** Opening INPUT MATERIAL block **

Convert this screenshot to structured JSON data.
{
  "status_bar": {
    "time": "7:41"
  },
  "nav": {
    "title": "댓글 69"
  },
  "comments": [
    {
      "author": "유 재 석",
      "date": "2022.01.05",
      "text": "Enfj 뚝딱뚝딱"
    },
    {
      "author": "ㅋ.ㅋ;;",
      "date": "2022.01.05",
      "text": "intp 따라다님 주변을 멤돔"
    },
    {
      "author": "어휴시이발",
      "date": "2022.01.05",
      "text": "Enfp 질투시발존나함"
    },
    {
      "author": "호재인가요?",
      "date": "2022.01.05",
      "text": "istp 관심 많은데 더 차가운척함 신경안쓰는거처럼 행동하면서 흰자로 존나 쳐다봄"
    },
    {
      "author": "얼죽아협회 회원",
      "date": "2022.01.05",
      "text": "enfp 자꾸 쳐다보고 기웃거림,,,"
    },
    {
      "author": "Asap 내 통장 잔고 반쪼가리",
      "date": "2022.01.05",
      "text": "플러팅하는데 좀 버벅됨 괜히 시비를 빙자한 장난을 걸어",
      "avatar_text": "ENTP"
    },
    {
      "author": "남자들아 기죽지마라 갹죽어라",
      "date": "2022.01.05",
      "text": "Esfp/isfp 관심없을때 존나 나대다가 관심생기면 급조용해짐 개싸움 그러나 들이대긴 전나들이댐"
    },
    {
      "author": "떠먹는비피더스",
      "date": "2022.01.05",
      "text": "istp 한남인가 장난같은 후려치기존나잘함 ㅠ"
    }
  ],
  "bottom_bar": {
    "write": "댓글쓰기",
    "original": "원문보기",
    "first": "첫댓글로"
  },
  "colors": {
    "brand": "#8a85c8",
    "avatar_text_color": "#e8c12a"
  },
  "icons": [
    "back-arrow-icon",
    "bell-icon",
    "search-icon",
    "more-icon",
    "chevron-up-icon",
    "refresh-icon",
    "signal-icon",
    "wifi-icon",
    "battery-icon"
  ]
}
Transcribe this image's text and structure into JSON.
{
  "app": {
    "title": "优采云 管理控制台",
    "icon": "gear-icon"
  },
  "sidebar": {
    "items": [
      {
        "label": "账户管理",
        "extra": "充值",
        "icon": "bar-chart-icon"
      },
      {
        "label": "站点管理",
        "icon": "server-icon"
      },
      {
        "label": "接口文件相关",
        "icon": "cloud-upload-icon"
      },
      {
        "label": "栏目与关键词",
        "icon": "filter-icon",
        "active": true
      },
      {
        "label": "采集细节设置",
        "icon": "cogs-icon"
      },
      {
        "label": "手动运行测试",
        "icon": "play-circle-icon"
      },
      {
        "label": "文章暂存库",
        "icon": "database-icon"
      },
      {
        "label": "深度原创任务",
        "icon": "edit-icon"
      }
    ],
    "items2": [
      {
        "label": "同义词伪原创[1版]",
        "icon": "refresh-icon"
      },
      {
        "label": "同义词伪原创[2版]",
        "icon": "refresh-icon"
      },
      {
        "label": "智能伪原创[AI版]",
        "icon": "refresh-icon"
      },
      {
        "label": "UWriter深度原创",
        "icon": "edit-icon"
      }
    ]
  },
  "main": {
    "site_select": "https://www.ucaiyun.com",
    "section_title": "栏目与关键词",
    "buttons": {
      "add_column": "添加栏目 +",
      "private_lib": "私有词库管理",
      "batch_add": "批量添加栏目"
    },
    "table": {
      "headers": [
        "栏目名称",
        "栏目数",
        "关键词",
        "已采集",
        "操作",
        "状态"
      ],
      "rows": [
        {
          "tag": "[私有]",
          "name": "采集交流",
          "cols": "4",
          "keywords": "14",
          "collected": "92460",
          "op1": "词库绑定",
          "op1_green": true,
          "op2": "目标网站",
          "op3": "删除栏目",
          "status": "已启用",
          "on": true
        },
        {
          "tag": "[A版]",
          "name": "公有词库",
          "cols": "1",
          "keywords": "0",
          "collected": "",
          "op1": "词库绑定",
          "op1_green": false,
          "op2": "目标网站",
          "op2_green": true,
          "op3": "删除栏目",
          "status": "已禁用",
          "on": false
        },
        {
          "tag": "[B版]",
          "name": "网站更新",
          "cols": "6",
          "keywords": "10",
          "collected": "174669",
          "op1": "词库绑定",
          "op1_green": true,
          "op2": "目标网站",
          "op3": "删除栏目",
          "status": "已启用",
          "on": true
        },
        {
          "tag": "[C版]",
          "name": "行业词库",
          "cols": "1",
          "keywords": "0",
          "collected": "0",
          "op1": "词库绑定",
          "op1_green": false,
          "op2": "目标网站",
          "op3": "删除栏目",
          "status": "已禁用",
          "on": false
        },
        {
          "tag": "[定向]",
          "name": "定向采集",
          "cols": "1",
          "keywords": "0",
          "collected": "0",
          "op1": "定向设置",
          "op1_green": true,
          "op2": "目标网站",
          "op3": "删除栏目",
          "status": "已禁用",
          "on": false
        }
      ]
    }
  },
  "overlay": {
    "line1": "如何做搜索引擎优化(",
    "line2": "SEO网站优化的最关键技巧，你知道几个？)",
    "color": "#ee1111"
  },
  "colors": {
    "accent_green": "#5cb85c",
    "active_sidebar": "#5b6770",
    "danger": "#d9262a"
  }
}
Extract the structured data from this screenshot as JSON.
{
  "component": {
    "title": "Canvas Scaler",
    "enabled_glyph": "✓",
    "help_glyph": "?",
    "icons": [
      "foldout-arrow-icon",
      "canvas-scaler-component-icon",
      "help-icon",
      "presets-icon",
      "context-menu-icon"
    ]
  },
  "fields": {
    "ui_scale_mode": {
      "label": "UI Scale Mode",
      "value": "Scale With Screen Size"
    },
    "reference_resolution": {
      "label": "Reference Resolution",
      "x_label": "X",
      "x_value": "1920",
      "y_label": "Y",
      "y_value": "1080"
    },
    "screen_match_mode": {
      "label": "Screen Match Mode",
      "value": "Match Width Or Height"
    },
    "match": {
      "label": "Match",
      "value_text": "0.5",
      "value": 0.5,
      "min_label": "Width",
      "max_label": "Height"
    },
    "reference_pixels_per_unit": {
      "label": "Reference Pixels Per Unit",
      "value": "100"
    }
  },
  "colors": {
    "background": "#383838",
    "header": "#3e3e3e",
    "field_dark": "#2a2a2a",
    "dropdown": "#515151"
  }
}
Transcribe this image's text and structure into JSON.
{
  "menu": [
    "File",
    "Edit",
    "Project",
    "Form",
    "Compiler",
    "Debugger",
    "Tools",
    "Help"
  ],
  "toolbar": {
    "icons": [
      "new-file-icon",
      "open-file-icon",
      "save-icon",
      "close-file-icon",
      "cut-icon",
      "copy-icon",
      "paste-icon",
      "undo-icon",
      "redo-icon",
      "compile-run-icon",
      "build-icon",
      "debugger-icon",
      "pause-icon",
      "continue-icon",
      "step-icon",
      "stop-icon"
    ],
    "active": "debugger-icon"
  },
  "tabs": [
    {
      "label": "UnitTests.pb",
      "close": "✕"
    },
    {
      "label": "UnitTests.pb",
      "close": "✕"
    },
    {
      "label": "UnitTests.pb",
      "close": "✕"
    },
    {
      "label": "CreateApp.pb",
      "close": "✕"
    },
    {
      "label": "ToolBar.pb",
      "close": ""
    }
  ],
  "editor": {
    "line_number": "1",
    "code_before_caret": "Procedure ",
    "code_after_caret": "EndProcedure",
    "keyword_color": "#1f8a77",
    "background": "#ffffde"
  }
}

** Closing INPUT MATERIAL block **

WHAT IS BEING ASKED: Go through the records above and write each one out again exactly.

EXERCISE OUTPUT:
Convert this screenshot to structured JSON data.
{
  "status_bar": {
    "time": "7:41"
  },
  "nav": {
    "title": "댓글 69"
  },
  "comments": [
    {
      "author": "유 재 석",
      "date": "2022.01.05",
      "text": "Enfj 뚝딱뚝딱"
    },
    {
      "author": "ㅋ.ㅋ;;",
      "date": "2022.01.05",
      "text": "intp 따라다님 주변을 멤돔"
    },
    {
      "author": "어휴시이발",
      "date": "2022.01.05",
      "text": "Enfp 질투시발존나함"
    },
    {
      "author": "호재인가요?",
      "date": "2022.01.05",
      "text": "istp 관심 많은데 더 차가운척함 신경안쓰는거처럼 행동하면서 흰자로 존나 쳐다봄"
    },
    {
      "author": "얼죽아협회 회원",
      "date": "2022.01.05",
      "text": "enfp 자꾸 쳐다보고 기웃거림,,,"
    },
    {
      "author": "Asap 내 통장 잔고 반쪼가리",
      "date": "2022.01.05",
      "text": "플러팅하는데 좀 버벅됨 괜히 시비를 빙자한 장난을 걸어",
      "avatar_text": "ENTP"
    },
    {
      "author": "남자들아 기죽지마라 갹죽어라",
      "date": "2022.01.05",
      "text": "Esfp/isfp 관심없을때 존나 나대다가 관심생기면 급조용해짐 개싸움 그러나 들이대긴 전나들이댐"
    },
    {
      "author": "떠먹는비피더스",
      "date": "2022.01.05",
      "text": "istp 한남인가 장난같은 후려치기존나잘함 ㅠ"
    }
  ],
  "bottom_bar": {
    "write": "댓글쓰기",
    "original": "원문보기",
    "first": "첫댓글로"
  },
  "colors": {
    "brand": "#8a85c8",
    "avatar_text_color": "#e8c12a"
  },
  "icons": [
    "back-arrow-icon",
    "bell-icon",
    "search-icon",
    "more-icon",
    "chevron-up-icon",
    "refresh-icon",
    "signal-icon",
    "wifi-icon",
    "battery-icon"
  ]
}
Transcribe this image's text and structure into JSON.
{
  "app": {
    "title": "优采云 管理控制台",
    "icon": "gear-icon"
  },
  "sidebar": {
    "items": [
      {
        "label": "账户管理",
        "extra": "充值",
        "icon": "bar-chart-icon"
      },
      {
        "label": "站点管理",
        "icon": "server-icon"
      },
      {
        "label": "接口文件相关",
        "icon": "cloud-upload-icon"
      },
      {
        "label": "栏目与关键词",
        "icon": "filter-icon",
        "active": true
      },
      {
        "label": "采集细节设置",
        "icon": "cogs-icon"
      },
      {
        "label": "手动运行测试",
        "icon": "play-circle-icon"
      },
      {
        "label": "文章暂存库",
        "icon": "database-icon"
      },
      {
        "label": "深度原创任务",
        "icon": "edit-icon"
      }
    ],
    "items2": [
      {
        "label": "同义词伪原创[1版]",
        "icon": "refresh-icon"
      },
      {
        "label": "同义词伪原创[2版]",
        "icon": "refresh-icon"
      },
      {
        "label": "智能伪原创[AI版]",
        "icon": "refresh-icon"
      },
      {
        "label": "UWriter深度原创",
        "icon": "edit-icon"
      }
    ]
  },
  "main": {
    "site_select": "https://www.ucaiyun.com",
    "section_title": "栏目与关键词",
    "buttons": {
      "add_column": "添加栏目 +",
      "private_lib": "私有词库管理",
      "batch_add": "批量添加栏目"
    },
    "table": {
      "headers": [
        "栏目名称",
        "栏目数",
        "关键词",
        "已采集",
        "操作",
        "状态"
      ],
      "rows": [
        {
          "tag": "[私有]",
          "name": "采集交流",
          "cols": "4",
          "keywords": "14",
          "collected": "92460",
          "op1": "词库绑定",
          "op1_green": true,
          "op2": "目标网站",
          "op3": "删除栏目",
          "status": "已启用",
          "on": true
        },
        {
          "tag": "[A版]",
          "name": "公有词库",
          "cols": "1",
          "keywords": "0",
          "collected": "",
          "op1": "词库绑定",
          "op1_green": false,
          "op2": "目标网站",
          "op2_green": true,
          "op3": "删除栏目",
          "status": "已禁用",
          "on": false
        },
        {
          "tag": "[B版]",
          "name": "网站更新",
          "cols": "6",
          "keywords": "10",
          "collected": "174669",
          "op1": "词库绑定",
          "op1_green": true,
          "op2": "目标网站",
          "op3": "删除栏目",
          "status": "已启用",
          "on": true
        },
        {
          "tag": "[C版]",
          "name": "行业词库",
          "cols": "1",
          "keywords": "0",
          "collected": "0",
          "op1": "词库绑定",
          "op1_green": false,
          "op2": "目标网站",
          "op3": "删除栏目",
          "status": "已禁用",
          "on": false
        },
        {
          "tag": "[定向]",
          "name": "定向采集",
          "cols": "1",
          "keywords": "0",
          "collected": "0",
          "op1": "定向设置",
          "op1_green": true,
          "op2": "目标网站",
          "op3": "删除栏目",
          "status": "已禁用",
          "on": false
        }
      ]
    }
  },
  "overlay": {
    "line1": "如何做搜索引擎优化(",
    "line2": "SEO网站优化的最关键技巧，你知道几个？)",
    "color": "#ee1111"
  },
  "colors": {
    "accent_green": "#5cb85c",
    "active_sidebar": "#5b6770",
    "danger": "#d9262a"
  }
}
Extract the structured data from this screenshot as JSON.
{
  "component": {
    "title": "Canvas Scaler",
    "enabled_glyph": "✓",
    "help_glyph": "?",
    "icons": [
      "foldout-arrow-icon",
      "canvas-scaler-component-icon",
      "help-icon",
      "presets-icon",
      "context-menu-icon"
    ]
  },
  "fields": {
    "ui_scale_mode": {
      "label": "UI Scale Mode",
      "value": "Scale With Screen Size"
    },
    "reference_resolution": {
      "label": "Reference Resolution",
      "x_label": "X",
      "x_value": "1920",
      "y_label": "Y",
      "y_value": "1080"
    },
    "screen_match_mode": {
      "label": "Screen Match Mode",
      "value": "Match Width Or Height"
    },
    "match": {
      "label": "Match",
      "value_text": "0.5",
      "value": 0.5,
      "min_label": "Width",
      "max_label": "Height"
    },
    "reference_pixels_per_unit": {
      "label": "Reference Pixels Per Unit",
      "value": "100"
    }
  },
  "colors": {
    "background": "#383838",
    "header": "#3e3e3e",
    "field_dark": "#2a2a2a",
    "dropdown": "#515151"
  }
}
Transcribe this image's text and structure into JSON.
{
  "menu": [
    "File",
    "Edit",
    "Project",
    "Form",
    "Compiler",
    "Debugger",
    "Tools",
    "Help"
  ],
  "toolbar": {
    "icons": [
      "new-file-icon",
      "open-file-icon",
      "save-icon",
      "close-file-icon",
      "cut-icon",
      "copy-icon",
      "paste-icon",
      "undo-icon",
      "redo-icon",
      "compile-run-icon",
      "build-icon",
      "debugger-icon",
      "pause-icon",
      "continue-icon",
      "step-icon",
      "stop-icon"
    ],
    "active": "debugger-icon"
  },
  "tabs": [
    {
      "label": "UnitTests.pb",
      "close": "✕"
    },
    {
      "label": "UnitTests.pb",
      "close": "✕"
    },
    {
      "label": "UnitTests.pb",
      "close": "✕"
    },
    {
      "label": "CreateApp.pb",
      "close": "✕"
    },
    {
      "label": "ToolBar.pb",
      "close": ""
    }
  ],
  "editor": {
    "line_number": "1",
    "code_before_caret": "Procedure ",
    "code_after_caret": "EndProcedure",
    "keyword_color": "#1f8a77",
    "background": "#ffffde"
  }
}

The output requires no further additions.